How I ended up on Mastodon
Although I have always loved the idea of social networks, I had withdrawn from pretty much all of them because I felt the decisions made by each to maximize their revenue resulted in a worse and worse experience for the users of those networks.
As I was following the news of all the problems at Twitter since Elon Musk bought it, I became aware of a microblogging platform named Mastodon. The more I read, the more I thought that this has the best promise of becoming what I think a social network should be.
Apparently, I am not alone. Although Mastodon launched in 2016, by October 2022 it had acquired only a few hundred thousand accounts. But with the chaos at Twitter and subsequent news coverage, it has since grown to over 14 million accounts across more than 17 thousand independently run instances since then. And Mastodon is just part of a larger community which is usually identified by the term Fediverse containing platforms for not just microblogging, but full blogging, picture sharing, video sharing, friend/community networking, and more.
What makes Mastodon (and the Fediverse) different, and why does it hold promise? Most social networks are single instances managed by for-profit entities. By single instance, I mean that you have exactly one address to enter, such as Facebook.com or Twitter.com. Because these entities want to make lots and lots of money, they do things that work well for them, but not necessarily for you. The two most noticeable are paid placement (ads) and engagement algorithms.
Paid placement is what you think it is. Much of the money is made by selling ad space. An advertiser decides what audiences they want to target (which may or may not be things you are interested in) and pays money to force their posts into your feed or stream. Not all ads are for goods and services either – they may be political ads targeting you because of your religion, race, gender, or other aspect of your life that the platform has collected and categorized about you, with some platforms bragging to have hundreds of thousands of data categories they can tag you with.
The other big thing (and in my opinion, the most dangerous) is the engagement algorithms. A platform can't collect data about you and show you ads if you aren't there. These platforms have massive AI engines that try to determine what you are most likely to engage in, and force those posts into your feed and at a higher placement.
Notice I said “what you are most likely to engage in,” not “what you like to read.” These two things may overlap, but they are not the same. It is well known that it is easier to get people acting if they are scared, angry, incensed, or offended, then if they are happy. These algorithms only learn what works – they have no morals. (Sometimes a platform will temporarily dampen posts about a hot issue, but this isn't learning, it's more of a topical whack-a-mole.) Study after study shows that continued exposure to this information flow correlates to increased likelihood of depression, anxiety, poor self-image, and even violence and suicide.
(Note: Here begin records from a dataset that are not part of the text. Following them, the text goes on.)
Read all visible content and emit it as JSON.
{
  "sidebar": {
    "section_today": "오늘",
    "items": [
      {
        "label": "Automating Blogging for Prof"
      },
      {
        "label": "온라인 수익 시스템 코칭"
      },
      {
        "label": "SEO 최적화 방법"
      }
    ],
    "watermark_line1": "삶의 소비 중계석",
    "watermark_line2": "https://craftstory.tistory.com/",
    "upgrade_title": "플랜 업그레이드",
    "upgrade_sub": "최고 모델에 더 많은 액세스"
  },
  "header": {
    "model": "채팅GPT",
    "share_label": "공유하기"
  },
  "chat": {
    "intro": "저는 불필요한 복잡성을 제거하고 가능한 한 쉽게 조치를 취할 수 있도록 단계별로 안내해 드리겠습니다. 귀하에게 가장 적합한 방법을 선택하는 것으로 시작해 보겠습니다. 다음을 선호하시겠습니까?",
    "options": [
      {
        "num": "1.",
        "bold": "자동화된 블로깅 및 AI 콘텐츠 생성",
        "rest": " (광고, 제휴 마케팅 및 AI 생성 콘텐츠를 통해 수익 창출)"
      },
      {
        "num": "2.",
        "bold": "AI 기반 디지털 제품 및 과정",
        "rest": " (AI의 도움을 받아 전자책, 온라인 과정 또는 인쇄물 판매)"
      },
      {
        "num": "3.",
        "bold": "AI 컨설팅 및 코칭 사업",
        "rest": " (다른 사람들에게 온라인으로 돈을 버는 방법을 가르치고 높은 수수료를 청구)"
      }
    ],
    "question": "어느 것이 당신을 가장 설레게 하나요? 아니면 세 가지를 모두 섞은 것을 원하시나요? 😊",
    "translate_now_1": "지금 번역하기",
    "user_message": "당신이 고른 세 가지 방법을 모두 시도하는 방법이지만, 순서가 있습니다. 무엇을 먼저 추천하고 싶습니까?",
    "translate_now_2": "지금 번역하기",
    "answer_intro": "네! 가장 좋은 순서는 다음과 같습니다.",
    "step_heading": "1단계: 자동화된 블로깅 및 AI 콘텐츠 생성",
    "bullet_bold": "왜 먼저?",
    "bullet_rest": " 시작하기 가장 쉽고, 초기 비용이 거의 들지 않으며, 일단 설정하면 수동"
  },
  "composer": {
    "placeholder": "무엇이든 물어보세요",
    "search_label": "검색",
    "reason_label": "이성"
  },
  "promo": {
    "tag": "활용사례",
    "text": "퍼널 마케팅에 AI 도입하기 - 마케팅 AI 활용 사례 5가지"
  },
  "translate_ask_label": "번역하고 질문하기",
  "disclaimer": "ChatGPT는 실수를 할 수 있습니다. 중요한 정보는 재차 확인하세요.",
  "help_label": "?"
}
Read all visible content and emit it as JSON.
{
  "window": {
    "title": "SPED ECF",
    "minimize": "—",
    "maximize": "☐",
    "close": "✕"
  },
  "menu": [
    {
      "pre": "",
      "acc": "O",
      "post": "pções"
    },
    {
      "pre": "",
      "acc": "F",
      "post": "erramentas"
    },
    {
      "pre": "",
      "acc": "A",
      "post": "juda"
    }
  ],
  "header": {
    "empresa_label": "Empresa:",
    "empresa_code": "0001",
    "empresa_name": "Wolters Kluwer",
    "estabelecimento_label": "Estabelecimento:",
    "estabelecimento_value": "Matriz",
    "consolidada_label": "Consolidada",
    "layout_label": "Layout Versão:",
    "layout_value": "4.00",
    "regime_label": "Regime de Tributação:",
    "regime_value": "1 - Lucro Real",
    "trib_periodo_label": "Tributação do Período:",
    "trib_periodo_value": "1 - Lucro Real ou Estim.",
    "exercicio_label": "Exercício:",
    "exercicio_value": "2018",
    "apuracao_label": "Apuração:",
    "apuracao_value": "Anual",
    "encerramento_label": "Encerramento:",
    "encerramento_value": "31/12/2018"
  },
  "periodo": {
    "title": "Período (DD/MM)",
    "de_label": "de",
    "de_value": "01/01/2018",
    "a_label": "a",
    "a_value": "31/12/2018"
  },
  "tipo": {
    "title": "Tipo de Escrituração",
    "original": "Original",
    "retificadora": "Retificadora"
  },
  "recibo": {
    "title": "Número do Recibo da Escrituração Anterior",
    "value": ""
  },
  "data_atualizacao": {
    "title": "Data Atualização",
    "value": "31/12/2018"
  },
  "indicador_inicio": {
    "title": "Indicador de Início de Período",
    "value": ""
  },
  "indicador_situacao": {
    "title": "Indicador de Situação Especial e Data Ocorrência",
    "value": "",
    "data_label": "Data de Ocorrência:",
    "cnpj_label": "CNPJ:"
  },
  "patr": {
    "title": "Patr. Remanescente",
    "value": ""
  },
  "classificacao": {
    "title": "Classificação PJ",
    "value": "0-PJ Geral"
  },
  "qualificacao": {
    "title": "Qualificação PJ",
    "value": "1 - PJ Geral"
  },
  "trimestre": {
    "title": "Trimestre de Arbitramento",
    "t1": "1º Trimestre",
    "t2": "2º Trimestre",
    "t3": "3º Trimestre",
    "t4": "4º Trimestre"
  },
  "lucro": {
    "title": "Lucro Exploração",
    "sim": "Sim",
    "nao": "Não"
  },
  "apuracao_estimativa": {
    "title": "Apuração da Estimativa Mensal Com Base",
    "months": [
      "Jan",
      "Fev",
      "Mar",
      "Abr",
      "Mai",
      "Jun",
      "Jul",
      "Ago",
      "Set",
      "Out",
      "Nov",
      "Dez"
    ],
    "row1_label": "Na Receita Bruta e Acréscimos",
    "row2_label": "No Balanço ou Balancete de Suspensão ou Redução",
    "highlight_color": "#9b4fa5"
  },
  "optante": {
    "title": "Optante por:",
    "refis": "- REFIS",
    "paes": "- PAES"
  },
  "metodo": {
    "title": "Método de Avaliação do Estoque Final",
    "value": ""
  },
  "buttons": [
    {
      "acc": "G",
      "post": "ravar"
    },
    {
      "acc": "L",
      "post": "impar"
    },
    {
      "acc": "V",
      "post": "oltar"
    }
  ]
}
Yet these algorithms do so much to bolster the bottom line, they persist.
(For more information on the engagement algorithms, I recommend the book The Chaos Machine: The Inside Story of How Social Media Rewired Our Minds and Our World by Max Fisher)
So how is Mastodon (and other parts of the Fediverse) different? There is not one owner of the network, it is comprised of thousands of independently owned and managed servers. Similar to email, your identity consists of a user name and an instance name. With no single owner, there is no single entity that can decide how the whole Fediverse operates. Don't like the way your Mastodon server is managed? There is a process to move your account to one you like better.
Mastodon has no ads, and does not collect/harvest personal information to use or to sell. Of course, it costs money to run these servers. Many (most) servers ask for donations, either one time or on a subscription basis. Others may charge for usage if they want. Again, if you don't like the way your server gets money to keep things running, just move to another one.
If you are interested in learning more about Mastodon, there is a really good article at https://tidbits.com/2023/01/27/mastodon-a-new-hope-for-social-networking/.
Mastodon and the Fediverse really are different from the for-profit behemoths we are used to. They look different, they feel different, and to find your way around, you will need to think different.
It’s about time.
Find me on Mastodon